Obpo

24 May 18
San Diego Free Press

Recently – within the context of discussions over the City of San Diego’s plans to bring massive redevelopment to the Midway District on this site – there has been some serious disparagement of the 30 foot height limit, and it’s being blamed for everything from the housing crisis to the lack of affordability at the coast.

So, apparently it’s time, once again, to present some local history – the origins of the 30 foot height limit – and some of the good folks who made it happen. It all began back in the late 60s when beach residents began to rebel against a wave of unbridled development occurring at the coast.

18 May 18
OB Rag

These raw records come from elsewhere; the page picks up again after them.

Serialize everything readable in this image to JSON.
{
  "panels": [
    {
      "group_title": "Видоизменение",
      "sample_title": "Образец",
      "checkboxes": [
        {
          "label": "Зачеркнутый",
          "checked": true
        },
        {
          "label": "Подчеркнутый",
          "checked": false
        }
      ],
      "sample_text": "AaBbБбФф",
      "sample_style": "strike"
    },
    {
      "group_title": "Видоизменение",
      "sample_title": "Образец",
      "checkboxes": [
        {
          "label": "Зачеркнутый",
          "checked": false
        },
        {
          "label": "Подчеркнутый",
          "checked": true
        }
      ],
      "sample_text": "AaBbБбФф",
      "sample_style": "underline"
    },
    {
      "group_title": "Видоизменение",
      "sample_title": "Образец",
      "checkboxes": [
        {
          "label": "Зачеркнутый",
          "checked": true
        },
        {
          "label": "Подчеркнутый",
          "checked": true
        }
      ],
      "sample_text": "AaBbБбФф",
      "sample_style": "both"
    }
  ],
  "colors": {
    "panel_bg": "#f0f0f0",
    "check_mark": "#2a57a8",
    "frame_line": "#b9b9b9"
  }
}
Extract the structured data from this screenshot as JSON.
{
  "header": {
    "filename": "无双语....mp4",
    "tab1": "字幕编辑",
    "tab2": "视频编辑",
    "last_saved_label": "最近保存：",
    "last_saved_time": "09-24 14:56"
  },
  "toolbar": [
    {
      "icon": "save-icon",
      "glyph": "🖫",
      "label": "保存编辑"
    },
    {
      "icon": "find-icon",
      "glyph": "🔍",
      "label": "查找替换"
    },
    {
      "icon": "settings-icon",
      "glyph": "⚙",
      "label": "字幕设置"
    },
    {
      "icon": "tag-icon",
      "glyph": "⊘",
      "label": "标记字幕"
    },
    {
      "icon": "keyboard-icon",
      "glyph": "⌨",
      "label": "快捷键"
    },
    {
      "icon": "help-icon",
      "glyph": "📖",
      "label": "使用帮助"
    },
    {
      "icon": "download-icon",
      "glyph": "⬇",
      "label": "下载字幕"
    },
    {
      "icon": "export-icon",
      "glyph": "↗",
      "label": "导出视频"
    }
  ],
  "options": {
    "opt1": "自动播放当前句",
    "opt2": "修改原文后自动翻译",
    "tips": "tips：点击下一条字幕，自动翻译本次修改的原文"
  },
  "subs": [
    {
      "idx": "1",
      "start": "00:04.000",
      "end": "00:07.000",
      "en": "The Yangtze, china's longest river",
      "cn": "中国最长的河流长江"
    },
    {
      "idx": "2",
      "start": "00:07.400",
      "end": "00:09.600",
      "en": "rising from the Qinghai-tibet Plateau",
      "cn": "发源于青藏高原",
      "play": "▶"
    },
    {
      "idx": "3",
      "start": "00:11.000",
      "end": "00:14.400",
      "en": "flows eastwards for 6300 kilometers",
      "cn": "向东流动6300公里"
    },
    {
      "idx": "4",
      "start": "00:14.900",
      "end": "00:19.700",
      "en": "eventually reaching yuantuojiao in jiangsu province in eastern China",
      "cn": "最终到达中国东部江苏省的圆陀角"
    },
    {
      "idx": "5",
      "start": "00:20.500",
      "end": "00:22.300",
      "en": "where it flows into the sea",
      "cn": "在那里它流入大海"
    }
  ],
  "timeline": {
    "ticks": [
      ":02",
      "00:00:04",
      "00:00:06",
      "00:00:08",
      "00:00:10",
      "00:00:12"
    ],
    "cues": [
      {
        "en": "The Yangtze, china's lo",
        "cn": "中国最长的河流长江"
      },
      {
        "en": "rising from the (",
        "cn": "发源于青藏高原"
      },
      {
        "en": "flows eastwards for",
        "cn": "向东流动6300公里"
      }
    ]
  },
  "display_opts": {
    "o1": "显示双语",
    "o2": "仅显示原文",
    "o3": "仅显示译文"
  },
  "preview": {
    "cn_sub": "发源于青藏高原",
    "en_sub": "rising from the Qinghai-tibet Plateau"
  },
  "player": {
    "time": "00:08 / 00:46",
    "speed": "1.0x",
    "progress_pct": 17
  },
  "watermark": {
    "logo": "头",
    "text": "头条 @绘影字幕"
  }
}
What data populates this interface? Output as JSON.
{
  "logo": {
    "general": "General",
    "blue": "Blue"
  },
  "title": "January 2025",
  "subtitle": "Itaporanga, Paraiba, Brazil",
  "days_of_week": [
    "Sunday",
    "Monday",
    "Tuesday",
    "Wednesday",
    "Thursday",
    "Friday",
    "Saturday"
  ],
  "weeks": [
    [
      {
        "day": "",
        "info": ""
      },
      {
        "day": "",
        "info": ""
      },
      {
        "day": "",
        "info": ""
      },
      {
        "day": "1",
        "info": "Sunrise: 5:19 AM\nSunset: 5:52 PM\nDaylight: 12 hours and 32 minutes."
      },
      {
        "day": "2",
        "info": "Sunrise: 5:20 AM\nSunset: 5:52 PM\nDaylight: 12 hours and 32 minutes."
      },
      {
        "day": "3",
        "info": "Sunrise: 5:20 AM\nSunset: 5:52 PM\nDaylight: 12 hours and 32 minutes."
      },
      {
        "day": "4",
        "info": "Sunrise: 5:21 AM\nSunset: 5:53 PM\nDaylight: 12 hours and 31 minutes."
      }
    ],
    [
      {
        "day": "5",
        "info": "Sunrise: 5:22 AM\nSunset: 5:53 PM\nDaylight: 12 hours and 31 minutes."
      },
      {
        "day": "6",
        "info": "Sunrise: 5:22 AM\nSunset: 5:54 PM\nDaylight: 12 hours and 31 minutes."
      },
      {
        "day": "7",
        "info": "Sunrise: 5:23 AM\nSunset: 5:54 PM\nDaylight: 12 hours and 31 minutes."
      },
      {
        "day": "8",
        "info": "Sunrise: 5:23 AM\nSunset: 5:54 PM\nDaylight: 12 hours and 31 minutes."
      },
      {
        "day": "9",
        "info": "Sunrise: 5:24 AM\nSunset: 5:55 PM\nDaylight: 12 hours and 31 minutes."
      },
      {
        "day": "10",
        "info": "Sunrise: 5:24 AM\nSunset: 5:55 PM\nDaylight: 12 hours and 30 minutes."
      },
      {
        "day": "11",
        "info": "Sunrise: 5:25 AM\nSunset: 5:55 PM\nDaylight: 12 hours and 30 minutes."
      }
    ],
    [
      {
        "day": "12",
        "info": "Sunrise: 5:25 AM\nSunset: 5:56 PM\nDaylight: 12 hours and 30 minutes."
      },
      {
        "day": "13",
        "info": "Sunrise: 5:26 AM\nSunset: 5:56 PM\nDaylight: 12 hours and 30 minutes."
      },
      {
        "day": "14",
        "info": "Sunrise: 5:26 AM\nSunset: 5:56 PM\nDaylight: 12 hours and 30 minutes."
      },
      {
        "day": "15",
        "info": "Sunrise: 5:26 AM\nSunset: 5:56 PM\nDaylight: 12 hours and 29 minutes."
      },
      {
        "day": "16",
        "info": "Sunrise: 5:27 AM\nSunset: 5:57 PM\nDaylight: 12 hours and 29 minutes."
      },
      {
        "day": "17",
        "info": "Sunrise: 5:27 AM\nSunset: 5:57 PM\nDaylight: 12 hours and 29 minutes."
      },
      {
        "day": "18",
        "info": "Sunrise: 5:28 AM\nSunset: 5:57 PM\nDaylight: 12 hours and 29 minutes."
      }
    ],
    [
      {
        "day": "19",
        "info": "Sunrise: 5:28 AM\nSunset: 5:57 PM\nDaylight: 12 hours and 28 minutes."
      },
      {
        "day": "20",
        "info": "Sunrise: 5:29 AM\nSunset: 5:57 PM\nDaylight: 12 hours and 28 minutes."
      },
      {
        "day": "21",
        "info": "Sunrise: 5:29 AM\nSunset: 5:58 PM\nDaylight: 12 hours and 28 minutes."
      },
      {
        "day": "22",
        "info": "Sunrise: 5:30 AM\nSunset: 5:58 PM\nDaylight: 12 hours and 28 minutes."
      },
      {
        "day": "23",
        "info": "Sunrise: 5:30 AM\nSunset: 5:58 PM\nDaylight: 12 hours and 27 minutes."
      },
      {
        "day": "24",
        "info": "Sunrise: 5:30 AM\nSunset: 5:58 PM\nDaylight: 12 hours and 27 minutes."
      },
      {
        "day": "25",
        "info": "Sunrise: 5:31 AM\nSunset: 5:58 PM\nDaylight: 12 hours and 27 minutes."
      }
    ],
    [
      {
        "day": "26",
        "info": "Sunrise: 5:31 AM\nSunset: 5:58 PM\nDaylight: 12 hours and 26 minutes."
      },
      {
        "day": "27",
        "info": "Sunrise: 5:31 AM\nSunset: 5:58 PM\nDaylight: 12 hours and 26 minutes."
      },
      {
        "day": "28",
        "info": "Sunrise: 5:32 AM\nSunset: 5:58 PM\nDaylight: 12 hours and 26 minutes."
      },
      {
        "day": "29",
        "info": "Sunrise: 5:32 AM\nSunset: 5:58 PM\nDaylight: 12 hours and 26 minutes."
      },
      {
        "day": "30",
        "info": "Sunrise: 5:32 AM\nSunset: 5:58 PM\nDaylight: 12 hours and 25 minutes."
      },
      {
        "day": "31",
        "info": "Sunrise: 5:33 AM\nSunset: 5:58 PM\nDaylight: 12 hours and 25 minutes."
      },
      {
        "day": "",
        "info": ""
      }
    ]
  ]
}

Recently – within the context of discussions over the City of San Diego’s plans to bring massive redevelopment to the Midway District on this site – there has been some serious disparagement of the 30 foot height limit, and it’s being blamed for everything from the housing crisis to the lack of affordability at the coast.

So, apparently it’s time, once again, to present some local history – the origins of the 30 foot height limit – and some of the good folks who made it happen. It all began back in the late Sixties when beach residents began to rebel against a wave of unbridled development occurring at the coast.

08 May 18
Mad or Bad? Criminal Lunacy in Britain, 1800-1900

In 1888, Emma Aston was found insane after she strangled her two children, Bertie and Frank Aston, to death.[i] She was distraught after the children’s father stopped sending her money. Although she pretended to be married to him under the name Mrs Styles, she admitted after the murders, that her children were illegitimate.[ii] Her trial reveals […]

06 May 18
Mad or Bad? Criminal Lunacy in Britain, 1800-1900

In 1869 Adelaide Freedman poisoned and killed her daughter, but she was found not guilty on the grounds of insanity at her trial.[1] Such verdicts were not uncommon in this period for women who committed infanticide,[2] but it was not very common for poisonings because purchasing poison was often seen as a premeditated crime.[3] At […]

06 May 18
Mad or Bad? Criminal Lunacy in Britain, 1800-1900

In 1887 Annie Cherry murdered her child. She was found guilty but insane.[i] Her trial shows that Victorian understandings of motherhood and poverty sometimes influenced the outcome of trials in this period. It also highlights the mix of moral and physical causes of insanity which led women to commit infanticide. Motherhood was given a significant […]

06 May 18
Mad or Bad? Criminal Lunacy in Britain, 1800-1900

On 1 May 1893 Elizabeth Box, the 34 year-old wife of George Box, a gas stoker, murdered her five-week-old son, Henry. After the inquest, the coroner said that the ‘case was a very painful one, and by his advice the jury returned a verdict of wilful murder… and requested a strict inquiry into the state […]

15 Apr 18
Lucy Gibbs

In April 1854, George Vernon Hennan was tried at the Old Bailey for the wilful murder of Jane, his wife of thirteen years. The court transcript provides detailed information from several voices about the events leading up to the murder. Alongside this, it also provides information for a plausible reason why the jury came to […]

08 Apr 18
ExpatLit

On Friday I was reminded that I live in the publishing hub of the country when I had two different publishing events in my calendar on the same day. The first was a panel discussion on the Future of Publishing at Centennial College. The second was a Publishing Industry Meet Up at Imperial Pub, just […]